● **WORK TO BE COMPLETED**: Search the records for "this" and copy each line that holds it.

● **TASK INPUTS**:
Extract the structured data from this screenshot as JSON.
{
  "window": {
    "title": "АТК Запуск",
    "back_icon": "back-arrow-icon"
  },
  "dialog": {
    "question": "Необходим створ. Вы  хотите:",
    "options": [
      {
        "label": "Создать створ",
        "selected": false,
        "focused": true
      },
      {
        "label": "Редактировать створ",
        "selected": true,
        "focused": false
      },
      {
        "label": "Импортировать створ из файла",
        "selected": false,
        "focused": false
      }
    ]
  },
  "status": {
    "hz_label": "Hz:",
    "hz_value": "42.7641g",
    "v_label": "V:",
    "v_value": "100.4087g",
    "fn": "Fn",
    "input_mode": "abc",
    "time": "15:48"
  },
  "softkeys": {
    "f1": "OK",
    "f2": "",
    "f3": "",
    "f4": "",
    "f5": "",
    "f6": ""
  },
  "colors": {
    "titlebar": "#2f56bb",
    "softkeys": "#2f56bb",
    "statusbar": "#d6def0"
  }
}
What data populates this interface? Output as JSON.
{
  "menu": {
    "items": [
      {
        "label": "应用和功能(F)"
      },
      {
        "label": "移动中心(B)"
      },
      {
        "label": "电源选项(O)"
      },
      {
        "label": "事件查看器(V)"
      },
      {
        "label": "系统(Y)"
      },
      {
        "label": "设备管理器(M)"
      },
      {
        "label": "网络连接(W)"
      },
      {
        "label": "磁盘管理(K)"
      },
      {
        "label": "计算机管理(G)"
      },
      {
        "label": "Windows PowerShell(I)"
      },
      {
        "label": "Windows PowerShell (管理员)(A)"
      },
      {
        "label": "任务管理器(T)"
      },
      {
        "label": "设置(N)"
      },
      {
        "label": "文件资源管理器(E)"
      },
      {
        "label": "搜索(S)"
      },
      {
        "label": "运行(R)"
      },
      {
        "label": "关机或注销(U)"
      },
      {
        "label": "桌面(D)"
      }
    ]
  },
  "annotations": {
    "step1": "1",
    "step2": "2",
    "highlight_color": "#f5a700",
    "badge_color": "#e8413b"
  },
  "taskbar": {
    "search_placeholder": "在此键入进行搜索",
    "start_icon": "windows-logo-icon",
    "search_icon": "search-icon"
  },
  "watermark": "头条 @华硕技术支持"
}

● **TASK SOLUTION**:
Extract the structured data from this screenshot as JSON.
What data populates this interface? Output as JSON.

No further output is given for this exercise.